This is the second low-grade armored car robbery film in months and every part of it feels overused, sketched in, or glossed over. The most important element of a heist film is to make it clear whose side we are supposed to be on. The second most important element is to make it clear what the challenge of the heist is and let us see as the problems are solved. This movie fails at both.
It opens with a bank robbery, expertly executed by a group of characters whose backgrounds, motives, and expertise are not considered worth exploring. “The degree of difficulty’s off the charts,” a detective says almost admiringly. We know they’re supposed to be cool because they move in slow motion with a bit of jazz in the score.
Matt Dillon is the cop who picks up on details everyone else ignores, but risks losing his family. There is a goofy scene that has him following a suspect with his little daughter in the car, as she gets sadder and sadder about his broken promise. He has a partner, played by the always-likable Jay Hernandez. We could easily be rooting for them, but the movie seems to want us to be on the side of the robbers without giving us any reason to do so. They seem to be doing it just for the high of getting away with something. “Ten percent to the usual charities,” they tell their money manager, followed by a brisk discussion of basis points and the relative benefits of the Cayman Islands versus the Dutch Antilles for offshore money storage.
They are a careful crew who insist on a year between jobs until something comes up that is so juicy they cannot resist. Or is it a trap?

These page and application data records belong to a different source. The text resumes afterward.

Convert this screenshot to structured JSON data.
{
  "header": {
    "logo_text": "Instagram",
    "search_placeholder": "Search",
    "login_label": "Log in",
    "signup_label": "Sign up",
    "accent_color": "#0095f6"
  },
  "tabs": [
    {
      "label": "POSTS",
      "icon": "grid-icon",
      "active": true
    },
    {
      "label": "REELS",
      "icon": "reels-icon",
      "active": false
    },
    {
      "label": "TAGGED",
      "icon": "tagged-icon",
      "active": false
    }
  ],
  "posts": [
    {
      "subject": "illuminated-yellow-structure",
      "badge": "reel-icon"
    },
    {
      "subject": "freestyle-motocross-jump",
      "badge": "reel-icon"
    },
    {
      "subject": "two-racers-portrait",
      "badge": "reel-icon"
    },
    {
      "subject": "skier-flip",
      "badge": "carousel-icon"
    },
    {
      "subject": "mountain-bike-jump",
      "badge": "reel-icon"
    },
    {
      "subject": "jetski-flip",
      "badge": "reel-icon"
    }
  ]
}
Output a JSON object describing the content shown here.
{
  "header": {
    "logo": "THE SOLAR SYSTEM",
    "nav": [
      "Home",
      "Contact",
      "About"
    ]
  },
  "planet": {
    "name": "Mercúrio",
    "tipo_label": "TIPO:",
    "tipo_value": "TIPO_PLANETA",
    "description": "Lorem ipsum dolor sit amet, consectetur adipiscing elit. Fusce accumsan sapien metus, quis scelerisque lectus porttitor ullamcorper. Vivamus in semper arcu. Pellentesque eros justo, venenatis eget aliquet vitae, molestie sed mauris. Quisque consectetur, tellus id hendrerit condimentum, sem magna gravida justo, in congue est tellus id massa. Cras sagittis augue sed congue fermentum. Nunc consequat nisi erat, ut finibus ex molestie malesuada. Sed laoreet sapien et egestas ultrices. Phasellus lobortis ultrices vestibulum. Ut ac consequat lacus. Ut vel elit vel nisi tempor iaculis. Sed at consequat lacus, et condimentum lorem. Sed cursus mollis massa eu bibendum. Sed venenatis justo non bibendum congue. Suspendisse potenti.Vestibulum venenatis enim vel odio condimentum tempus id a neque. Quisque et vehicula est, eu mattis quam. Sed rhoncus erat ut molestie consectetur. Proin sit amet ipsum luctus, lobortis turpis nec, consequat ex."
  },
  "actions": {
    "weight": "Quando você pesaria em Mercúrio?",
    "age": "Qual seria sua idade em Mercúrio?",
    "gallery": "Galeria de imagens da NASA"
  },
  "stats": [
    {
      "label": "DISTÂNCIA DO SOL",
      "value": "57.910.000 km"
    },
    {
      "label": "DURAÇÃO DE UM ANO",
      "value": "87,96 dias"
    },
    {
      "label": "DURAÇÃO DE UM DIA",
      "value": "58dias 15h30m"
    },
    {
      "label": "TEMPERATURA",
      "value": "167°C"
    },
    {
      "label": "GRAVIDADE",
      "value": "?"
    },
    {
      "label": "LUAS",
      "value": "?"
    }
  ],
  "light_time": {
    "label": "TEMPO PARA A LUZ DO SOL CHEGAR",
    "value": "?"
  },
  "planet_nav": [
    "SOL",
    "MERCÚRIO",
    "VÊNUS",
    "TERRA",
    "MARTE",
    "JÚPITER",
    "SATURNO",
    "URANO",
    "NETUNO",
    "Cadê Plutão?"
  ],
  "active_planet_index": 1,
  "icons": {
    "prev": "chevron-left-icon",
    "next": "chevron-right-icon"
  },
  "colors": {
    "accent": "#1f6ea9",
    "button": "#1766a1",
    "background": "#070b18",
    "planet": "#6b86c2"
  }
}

There’s a showy chase scene that gives Chris Brown and director John Luessenhop a chance to demonstrate some panache, but it goes on too long. A big shoot-out scene in slow motion with mournful music on the soundtrack is copied from much better movies. And there are elements taken from bad movies as well, like the cop who for no reason at all fails to call for back-up.
T.I. is not up to the pivotal role of “Ghost,” the member of the group who has just been released from prison and feels twice-wronged. Every time he takes center stage, the movie sags and his brief attempt at flamboyance — a quote from Genghis Khan — is just silly. His flat affect is intended to be cool and mysterious, but next to arresting performers like Idris Elba (getting a chance to use his real accent for once) and Marianne Jean-Baptiste, he seems to fade away. The only thing these takers really steal is your time.